On January 6, 1912, New Mexico became the 47th state of the United States of America. The majority of the state’s territory was acquired by the United States from Mexico in the late 1840s.
The first recorded Jewish settler in New Mexico was Solomon Jacob Spiegelberg, a young Prussian immigrant who arrived in Sante Fe in 1846. Eventually, Spiegelberg was joined by five of his brothers. The Spiegelberg Brothers partnership became a successful mercantile empire, and they soon expanded into banking, mining, insurance, construction, etc. As each brother took his place in the business, he made a return journey to Germany in order to find himself a Jewish wife. The Spiegelbergs set the pattern for further German-Jewish settlers in the territory.
The first official Jewish service was held on Yom Kippur 1860, when the Jewish population of New Mexico was approximately 32. By 1880, however, the Jewish population was over 200, and it continued to grow with an influx of Russian and Eastern European Jews who were then coming to America. By the turn of the century, congregations had been established in Albuquerque (Congregation Albert) and Las Vegas* (Congregation Montefiore).
By the time statehood was approved in 1912, the Jews of New Mexico were an accepted part of the population and several Jews had already held municipal positions.

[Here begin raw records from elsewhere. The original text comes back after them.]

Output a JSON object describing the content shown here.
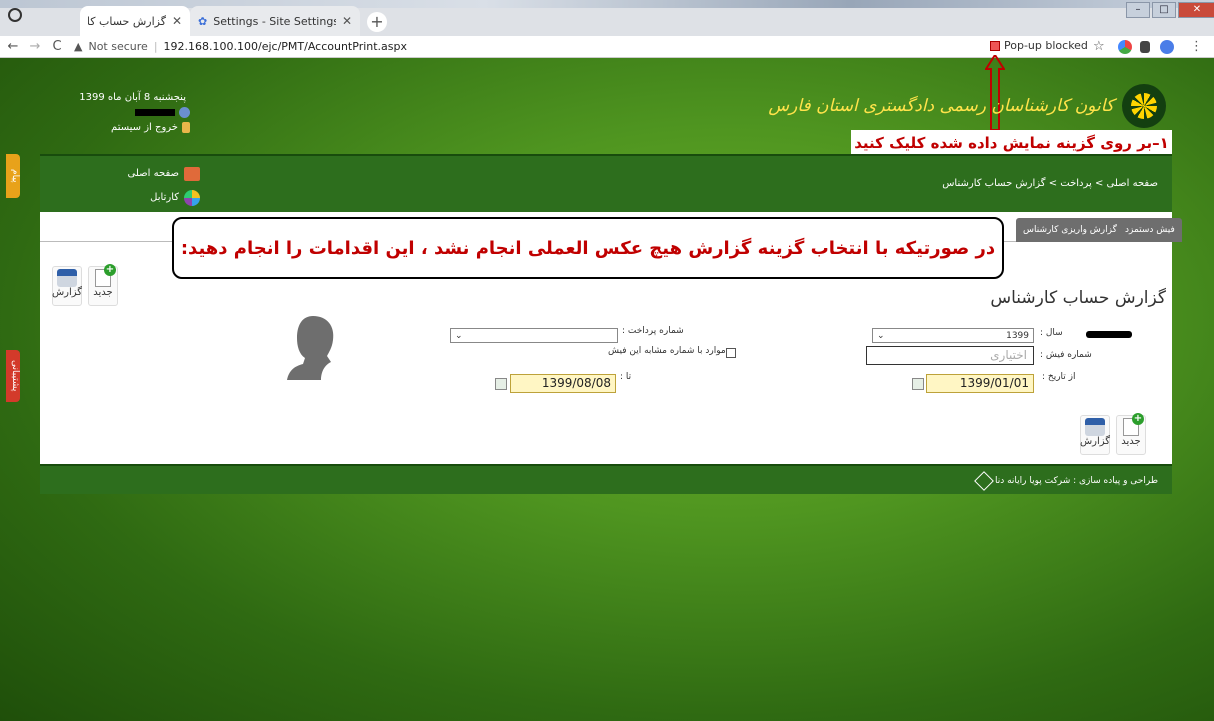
{
  "browser": {
    "tabs": [
      {
        "title": "گزارش حساب کارشناس",
        "close": "✕"
      },
      {
        "title": "Settings - Site Settings",
        "close": "✕"
      }
    ],
    "new_tab": "+",
    "window_controls": [
      "–",
      "□",
      "✕"
    ],
    "nav": {
      "back": "←",
      "forward": "→",
      "reload": "C"
    },
    "security": "Not secure",
    "url": "192.168.100.100/ejc/PMT/AccountPrint.aspx",
    "popup_blocked": "Pop-up blocked",
    "star": "☆",
    "menu": "⋮"
  },
  "header": {
    "date": "پنجشنبه 8 آبان ماه 1399",
    "logout": "خروج از سیستم",
    "logo_text": "کانون کارشناسان رسمی دادگستری استان فارس",
    "instruction_1": "۱–بر روی گزینه نمایش داده شده کلیک کنید"
  },
  "nav_band": {
    "home": "صفحه اصلی",
    "cartable": "کارتابل",
    "breadcrumb": "صفحه اصلی > پرداخت > گزارش حساب کارشناس"
  },
  "side_tags": {
    "message": "پیام",
    "support": "پشتیبانی"
  },
  "tabs": [
    {
      "label": "گزارش واریزی کارشناس"
    },
    {
      "label": "فیش دستمزد"
    }
  ],
  "instruction_2": "در صورتیکه با انتخاب گزینه گزارش هیچ عکس العملی انجام نشد ، این اقدامات را انجام  دهید:",
  "toolbar": {
    "new": "جدید",
    "report": "گزارش"
  },
  "page_title": "گزارش حساب کارشناس",
  "form": {
    "year_label": "سال :",
    "year_value": "1399",
    "receipt_label": "شماره فیش :",
    "receipt_placeholder": "اختیاری",
    "from_date_label": "از تاریخ :",
    "from_date": "1399/01/01",
    "payment_no_label": "شماره پرداخت :",
    "payment_no_value": "",
    "similar_label": "موارد با شماره مشابه این فیش",
    "to_date_label": "تا :",
    "to_date": "1399/08/08"
  },
  "footer": "طراحی و پیاده سازی : شرکت پویا رایانه دنا",
  "colors": {
    "accent_red": "#c00000",
    "band_green": "#2d6e1d",
    "logo_yellow": "#ffe34a"
  }
}
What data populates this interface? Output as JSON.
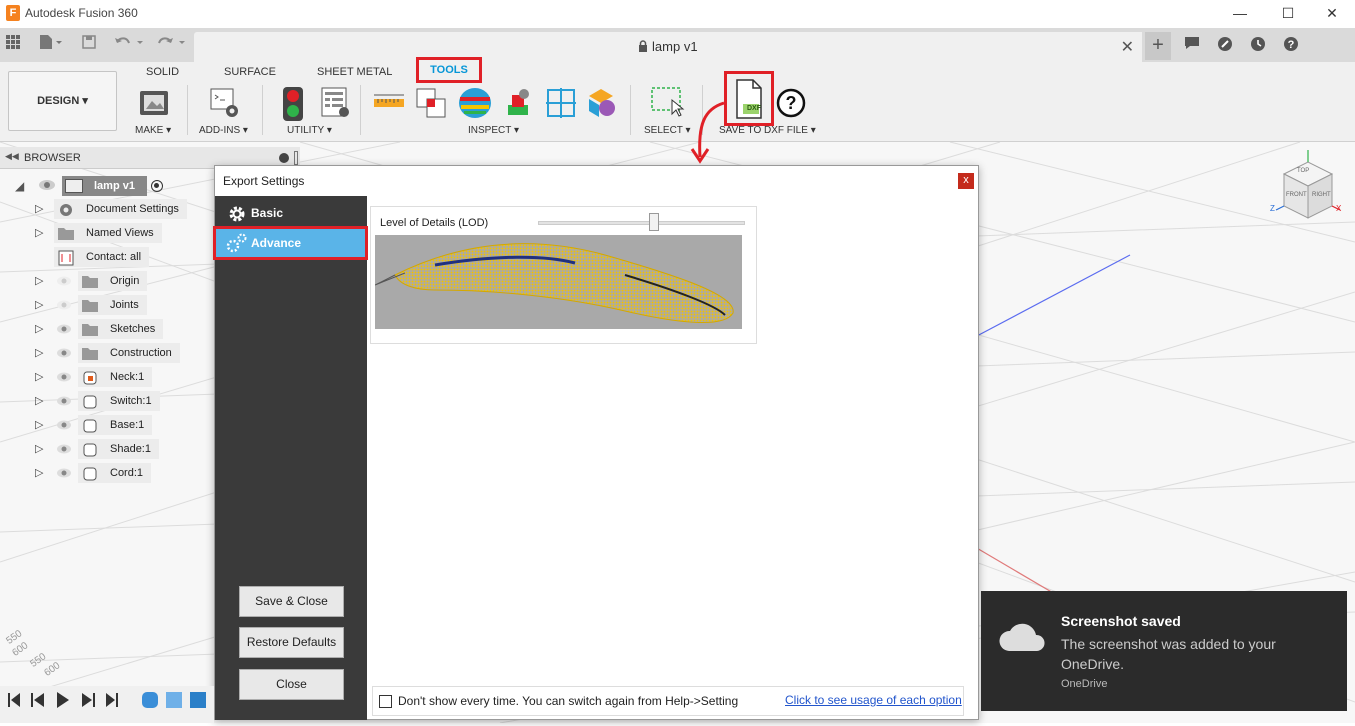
{
  "app": {
    "title": "Autodesk Fusion 360",
    "icon_letter": "F"
  },
  "window_controls": {
    "minimize": "—",
    "maximize": "☐",
    "close": "✕"
  },
  "document_tab": {
    "title": "lamp v1",
    "close": "✕"
  },
  "ribbon": {
    "workspace": "DESIGN",
    "tabs": [
      "SOLID",
      "SURFACE",
      "SHEET METAL",
      "TOOLS"
    ],
    "active_tab": "TOOLS",
    "groups": {
      "make": "MAKE",
      "addins": "ADD-INS",
      "utility": "UTILITY",
      "inspect": "INSPECT",
      "select": "SELECT",
      "save_dxf": "SAVE TO DXF FILE"
    },
    "dxf_icon_text": "DXF"
  },
  "browser": {
    "title": "BROWSER",
    "root": "lamp v1",
    "items": [
      {
        "label": "Document Settings",
        "icon": "gear-icon"
      },
      {
        "label": "Named Views",
        "icon": "folder-icon"
      },
      {
        "label": "Contact: all",
        "icon": "contact-icon"
      },
      {
        "label": "Origin",
        "icon": "folder-icon"
      },
      {
        "label": "Joints",
        "icon": "folder-icon"
      },
      {
        "label": "Sketches",
        "icon": "folder-icon"
      },
      {
        "label": "Construction",
        "icon": "folder-icon"
      },
      {
        "label": "Neck:1",
        "icon": "component-icon"
      },
      {
        "label": "Switch:1",
        "icon": "component-icon"
      },
      {
        "label": "Base:1",
        "icon": "component-icon"
      },
      {
        "label": "Shade:1",
        "icon": "component-icon"
      },
      {
        "label": "Cord:1",
        "icon": "component-icon"
      }
    ]
  },
  "dialog": {
    "title": "Export Settings",
    "close": "x",
    "nav": {
      "basic": "Basic",
      "advance": "Advance"
    },
    "lod_label": "Level of Details (LOD)",
    "lod_value": 0.56,
    "buttons": {
      "save_close": "Save & Close",
      "restore": "Restore Defaults",
      "close": "Close"
    },
    "footer_text": "Don't show every time. You can switch again from Help->Setting",
    "footer_link": "Click to see usage of each option"
  },
  "viewcube": {
    "top": "TOP",
    "front": "FRONT",
    "right": "RIGHT"
  },
  "axis_labels": {
    "z": "Z",
    "x": "X"
  },
  "grid_numbers": [
    "550",
    "600",
    "550",
    "600"
  ],
  "toast": {
    "title": "Screenshot saved",
    "body": "The screenshot was added to your OneDrive.",
    "source": "OneDrive"
  },
  "colors": {
    "highlight_red": "#e02027",
    "accent_blue": "#0696d7",
    "side_active": "#5ab4e8"
  }
}
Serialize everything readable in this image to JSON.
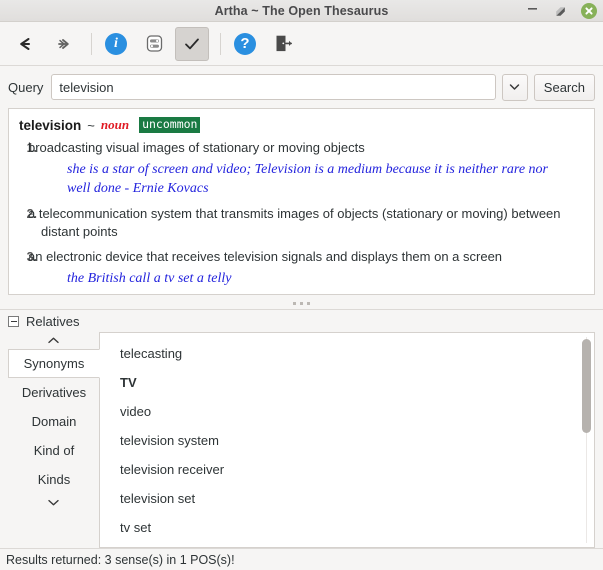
{
  "window": {
    "title": "Artha ~ The Open Thesaurus",
    "minimize_label": "–",
    "maximize_label": "maximize",
    "close_label": "×"
  },
  "toolbar": {
    "back_label": "←",
    "forward_label": "⇥",
    "info_label": "i",
    "notify_label": "notifications",
    "check_label": "✓",
    "help_label": "?",
    "quit_label": "quit"
  },
  "query": {
    "label": "Query",
    "value": "television",
    "placeholder": "",
    "dropdown_label": "⌄",
    "search_label": "Search"
  },
  "definition": {
    "word": "television",
    "separator": "~",
    "pos": "noun",
    "tag": "uncommon",
    "senses": [
      {
        "num": "1.",
        "text": "broadcasting visual images of stationary or moving objects",
        "example": "she is a star of screen and video; Television is a medium because it is neither rare nor well done - Ernie Kovacs"
      },
      {
        "num": "2.",
        "text": "a telecommunication system that transmits images of objects (stationary or moving) between distant points",
        "example": ""
      },
      {
        "num": "3.",
        "text": "an electronic device that receives television signals and displays them on a screen",
        "example": "the British call a tv set a telly"
      }
    ]
  },
  "relatives": {
    "title": "Relatives",
    "scroll_up_label": "⌃",
    "scroll_down_label": "⌄",
    "tabs": [
      {
        "label": "Synonyms",
        "selected": true
      },
      {
        "label": "Derivatives",
        "selected": false
      },
      {
        "label": "Domain",
        "selected": false
      },
      {
        "label": "Kind of",
        "selected": false
      },
      {
        "label": "Kinds",
        "selected": false
      }
    ],
    "items": [
      {
        "label": "telecasting",
        "bold": false
      },
      {
        "label": "TV",
        "bold": true
      },
      {
        "label": "video",
        "bold": false
      },
      {
        "label": "television system",
        "bold": false
      },
      {
        "label": "television receiver",
        "bold": false
      },
      {
        "label": "television set",
        "bold": false
      },
      {
        "label": "tv set",
        "bold": false
      }
    ]
  },
  "status": {
    "text": "Results returned: 3 sense(s) in 1 POS(s)!"
  },
  "colors": {
    "accent_blue": "#2a8fe0",
    "tag_green": "#1a7a43",
    "pos_red": "#e01b24",
    "example_blue": "#2323dd",
    "close_green": "#87b159"
  }
}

The history of the New Mexico territory can not be told without mentioning the region’s Spanish roots. The Spanish began settling the area that is New Mexico today in the 16th century, and it remained in Spanish control until the establishment of Mexico in 1821. During this time, it is believed that many Crypto-Jews, who lived as Catholics but preserved their Jewish faith in secret for generations, settled in the area. In the last few decades, more and more descendants of Crytpo-Jews have come forward to claim their lost heritage.